**INSTRUCTIONS FOR THE TASK:** Give the count of lines in the entries below that contain the string "this", and only that count.
○ ○ ○ ○ ○ ○ ○
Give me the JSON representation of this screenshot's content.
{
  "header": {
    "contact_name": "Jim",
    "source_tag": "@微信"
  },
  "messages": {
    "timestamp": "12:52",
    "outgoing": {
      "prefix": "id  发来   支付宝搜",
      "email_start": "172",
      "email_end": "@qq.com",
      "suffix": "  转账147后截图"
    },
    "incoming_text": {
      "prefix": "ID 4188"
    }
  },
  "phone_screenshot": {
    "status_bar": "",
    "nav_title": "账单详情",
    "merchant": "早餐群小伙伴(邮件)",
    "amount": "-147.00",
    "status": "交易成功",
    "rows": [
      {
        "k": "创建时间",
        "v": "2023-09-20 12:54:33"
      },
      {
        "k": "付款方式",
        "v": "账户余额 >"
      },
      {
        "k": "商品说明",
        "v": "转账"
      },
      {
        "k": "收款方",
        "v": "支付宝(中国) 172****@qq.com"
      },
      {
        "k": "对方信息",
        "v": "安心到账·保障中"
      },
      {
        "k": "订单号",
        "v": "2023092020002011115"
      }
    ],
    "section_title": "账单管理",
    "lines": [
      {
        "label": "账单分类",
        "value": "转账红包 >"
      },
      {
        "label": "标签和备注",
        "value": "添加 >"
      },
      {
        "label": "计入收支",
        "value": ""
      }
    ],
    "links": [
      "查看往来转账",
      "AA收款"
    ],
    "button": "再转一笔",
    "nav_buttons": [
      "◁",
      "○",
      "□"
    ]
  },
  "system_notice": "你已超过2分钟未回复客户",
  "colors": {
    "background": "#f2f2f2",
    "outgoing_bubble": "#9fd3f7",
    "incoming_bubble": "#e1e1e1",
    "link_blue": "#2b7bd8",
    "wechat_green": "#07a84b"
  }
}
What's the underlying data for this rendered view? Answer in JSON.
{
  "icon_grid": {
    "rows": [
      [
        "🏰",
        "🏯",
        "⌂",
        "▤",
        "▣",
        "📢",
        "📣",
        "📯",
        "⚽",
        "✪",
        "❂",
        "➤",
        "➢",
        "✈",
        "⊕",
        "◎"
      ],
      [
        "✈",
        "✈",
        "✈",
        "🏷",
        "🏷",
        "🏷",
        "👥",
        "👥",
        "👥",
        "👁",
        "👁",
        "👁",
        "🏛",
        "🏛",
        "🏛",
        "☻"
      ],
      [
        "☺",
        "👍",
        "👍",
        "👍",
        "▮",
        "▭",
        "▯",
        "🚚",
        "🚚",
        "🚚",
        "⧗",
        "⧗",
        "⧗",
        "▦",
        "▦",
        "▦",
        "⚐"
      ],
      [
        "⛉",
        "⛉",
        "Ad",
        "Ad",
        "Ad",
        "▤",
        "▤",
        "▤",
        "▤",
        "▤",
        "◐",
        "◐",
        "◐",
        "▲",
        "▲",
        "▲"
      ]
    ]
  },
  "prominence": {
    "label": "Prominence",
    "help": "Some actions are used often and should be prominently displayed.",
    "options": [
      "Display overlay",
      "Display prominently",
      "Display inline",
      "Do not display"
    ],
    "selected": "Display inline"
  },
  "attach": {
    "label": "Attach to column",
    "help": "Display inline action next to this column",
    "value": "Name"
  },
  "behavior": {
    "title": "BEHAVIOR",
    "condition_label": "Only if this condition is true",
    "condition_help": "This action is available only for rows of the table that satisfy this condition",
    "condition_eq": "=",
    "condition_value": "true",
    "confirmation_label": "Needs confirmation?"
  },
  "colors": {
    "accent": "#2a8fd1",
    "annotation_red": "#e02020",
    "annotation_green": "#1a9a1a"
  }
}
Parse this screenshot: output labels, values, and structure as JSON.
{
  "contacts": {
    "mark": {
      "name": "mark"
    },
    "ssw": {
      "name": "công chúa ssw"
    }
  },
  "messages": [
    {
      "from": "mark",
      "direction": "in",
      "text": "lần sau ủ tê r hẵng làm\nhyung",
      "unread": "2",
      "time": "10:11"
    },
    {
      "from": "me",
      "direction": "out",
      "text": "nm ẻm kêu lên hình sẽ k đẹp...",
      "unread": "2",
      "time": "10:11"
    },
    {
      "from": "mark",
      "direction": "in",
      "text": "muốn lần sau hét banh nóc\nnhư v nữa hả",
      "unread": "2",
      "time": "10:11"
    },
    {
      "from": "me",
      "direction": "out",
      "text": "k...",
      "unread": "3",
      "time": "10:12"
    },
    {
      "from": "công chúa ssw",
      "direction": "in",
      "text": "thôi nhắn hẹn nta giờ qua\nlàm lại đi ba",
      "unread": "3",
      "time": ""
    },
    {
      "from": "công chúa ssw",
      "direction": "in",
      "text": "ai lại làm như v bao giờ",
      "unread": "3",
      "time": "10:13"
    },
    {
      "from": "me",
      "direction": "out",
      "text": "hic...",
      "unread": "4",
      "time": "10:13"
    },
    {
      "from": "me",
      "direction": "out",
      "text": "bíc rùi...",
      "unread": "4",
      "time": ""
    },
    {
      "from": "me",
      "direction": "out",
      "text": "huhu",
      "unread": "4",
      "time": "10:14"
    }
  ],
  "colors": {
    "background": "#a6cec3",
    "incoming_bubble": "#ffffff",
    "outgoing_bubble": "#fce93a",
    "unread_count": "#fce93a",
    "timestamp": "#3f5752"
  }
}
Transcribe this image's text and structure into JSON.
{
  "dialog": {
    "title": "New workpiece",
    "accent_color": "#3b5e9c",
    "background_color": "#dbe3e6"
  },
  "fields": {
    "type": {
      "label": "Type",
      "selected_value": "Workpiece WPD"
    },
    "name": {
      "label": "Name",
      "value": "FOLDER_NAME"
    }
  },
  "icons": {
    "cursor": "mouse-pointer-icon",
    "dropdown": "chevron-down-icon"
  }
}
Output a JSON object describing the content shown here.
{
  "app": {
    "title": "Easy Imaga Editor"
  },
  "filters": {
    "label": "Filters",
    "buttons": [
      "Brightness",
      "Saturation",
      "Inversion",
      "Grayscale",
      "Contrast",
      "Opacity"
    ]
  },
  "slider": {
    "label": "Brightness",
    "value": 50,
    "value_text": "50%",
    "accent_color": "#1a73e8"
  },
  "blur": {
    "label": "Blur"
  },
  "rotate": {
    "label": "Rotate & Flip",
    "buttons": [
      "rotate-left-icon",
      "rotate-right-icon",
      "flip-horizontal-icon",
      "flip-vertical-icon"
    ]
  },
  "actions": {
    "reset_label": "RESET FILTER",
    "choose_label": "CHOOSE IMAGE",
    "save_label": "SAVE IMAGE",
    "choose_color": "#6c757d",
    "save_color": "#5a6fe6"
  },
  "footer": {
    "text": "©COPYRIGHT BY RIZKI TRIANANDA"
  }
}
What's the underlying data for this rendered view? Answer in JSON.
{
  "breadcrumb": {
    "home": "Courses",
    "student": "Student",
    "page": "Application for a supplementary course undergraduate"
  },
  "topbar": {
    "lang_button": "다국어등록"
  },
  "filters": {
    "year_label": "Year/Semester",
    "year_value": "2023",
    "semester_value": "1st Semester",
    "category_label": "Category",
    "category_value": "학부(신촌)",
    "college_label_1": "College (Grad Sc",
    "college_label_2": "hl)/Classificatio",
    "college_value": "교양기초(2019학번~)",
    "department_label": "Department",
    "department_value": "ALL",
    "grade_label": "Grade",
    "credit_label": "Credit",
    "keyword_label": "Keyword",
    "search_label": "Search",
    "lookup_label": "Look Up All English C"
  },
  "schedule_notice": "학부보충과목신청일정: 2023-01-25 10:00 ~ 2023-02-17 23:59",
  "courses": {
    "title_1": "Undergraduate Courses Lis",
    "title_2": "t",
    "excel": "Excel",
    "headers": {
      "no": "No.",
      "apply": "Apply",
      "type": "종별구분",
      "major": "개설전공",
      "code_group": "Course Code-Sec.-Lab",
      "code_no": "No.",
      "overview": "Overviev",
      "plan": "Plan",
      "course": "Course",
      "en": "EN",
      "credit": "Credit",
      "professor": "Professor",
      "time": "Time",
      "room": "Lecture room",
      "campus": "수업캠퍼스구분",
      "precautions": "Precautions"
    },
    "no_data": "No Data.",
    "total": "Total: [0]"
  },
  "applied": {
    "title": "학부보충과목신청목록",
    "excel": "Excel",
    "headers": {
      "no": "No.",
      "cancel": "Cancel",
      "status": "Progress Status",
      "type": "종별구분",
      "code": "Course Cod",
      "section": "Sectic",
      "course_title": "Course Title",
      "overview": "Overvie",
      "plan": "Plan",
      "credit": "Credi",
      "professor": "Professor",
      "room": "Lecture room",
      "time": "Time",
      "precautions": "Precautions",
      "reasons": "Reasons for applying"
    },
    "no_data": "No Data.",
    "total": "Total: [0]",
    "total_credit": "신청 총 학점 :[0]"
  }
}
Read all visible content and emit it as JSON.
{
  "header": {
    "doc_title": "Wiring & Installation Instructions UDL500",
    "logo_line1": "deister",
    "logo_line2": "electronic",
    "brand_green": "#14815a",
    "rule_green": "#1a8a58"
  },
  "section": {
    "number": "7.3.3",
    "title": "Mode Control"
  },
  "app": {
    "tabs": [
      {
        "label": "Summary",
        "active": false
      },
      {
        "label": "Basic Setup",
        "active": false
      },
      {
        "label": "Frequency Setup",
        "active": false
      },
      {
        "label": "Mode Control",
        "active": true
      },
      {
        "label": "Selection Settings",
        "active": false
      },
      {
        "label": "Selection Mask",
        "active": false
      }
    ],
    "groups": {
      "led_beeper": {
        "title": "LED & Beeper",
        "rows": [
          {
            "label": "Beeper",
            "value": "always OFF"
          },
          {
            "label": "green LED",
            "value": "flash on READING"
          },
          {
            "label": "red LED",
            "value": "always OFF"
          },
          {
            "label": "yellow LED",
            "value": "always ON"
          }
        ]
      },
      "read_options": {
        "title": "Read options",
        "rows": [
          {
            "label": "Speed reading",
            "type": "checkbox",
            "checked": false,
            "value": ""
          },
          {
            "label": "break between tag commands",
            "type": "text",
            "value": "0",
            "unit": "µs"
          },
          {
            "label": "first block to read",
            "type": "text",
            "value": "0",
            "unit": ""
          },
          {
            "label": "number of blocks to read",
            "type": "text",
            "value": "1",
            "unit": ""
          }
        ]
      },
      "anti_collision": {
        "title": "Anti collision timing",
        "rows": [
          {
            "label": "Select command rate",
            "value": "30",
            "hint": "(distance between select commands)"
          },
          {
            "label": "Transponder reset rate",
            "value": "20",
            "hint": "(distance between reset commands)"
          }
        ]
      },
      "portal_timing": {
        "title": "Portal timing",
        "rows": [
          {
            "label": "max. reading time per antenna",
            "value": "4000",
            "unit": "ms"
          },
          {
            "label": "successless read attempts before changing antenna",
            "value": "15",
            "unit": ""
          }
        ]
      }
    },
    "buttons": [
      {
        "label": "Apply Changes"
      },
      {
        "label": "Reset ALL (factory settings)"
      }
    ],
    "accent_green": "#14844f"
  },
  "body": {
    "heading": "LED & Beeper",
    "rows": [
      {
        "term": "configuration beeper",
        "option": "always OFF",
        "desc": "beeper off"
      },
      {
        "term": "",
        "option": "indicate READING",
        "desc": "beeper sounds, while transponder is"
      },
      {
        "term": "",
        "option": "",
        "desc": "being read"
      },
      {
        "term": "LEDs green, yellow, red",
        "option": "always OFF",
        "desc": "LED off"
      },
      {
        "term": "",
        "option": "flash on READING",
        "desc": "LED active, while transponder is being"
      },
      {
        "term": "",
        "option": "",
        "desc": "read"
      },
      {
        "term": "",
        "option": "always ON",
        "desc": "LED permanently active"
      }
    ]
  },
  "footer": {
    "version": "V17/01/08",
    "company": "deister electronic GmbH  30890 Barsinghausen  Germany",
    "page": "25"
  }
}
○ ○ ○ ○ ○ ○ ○
**FINAL ANSWER:** 8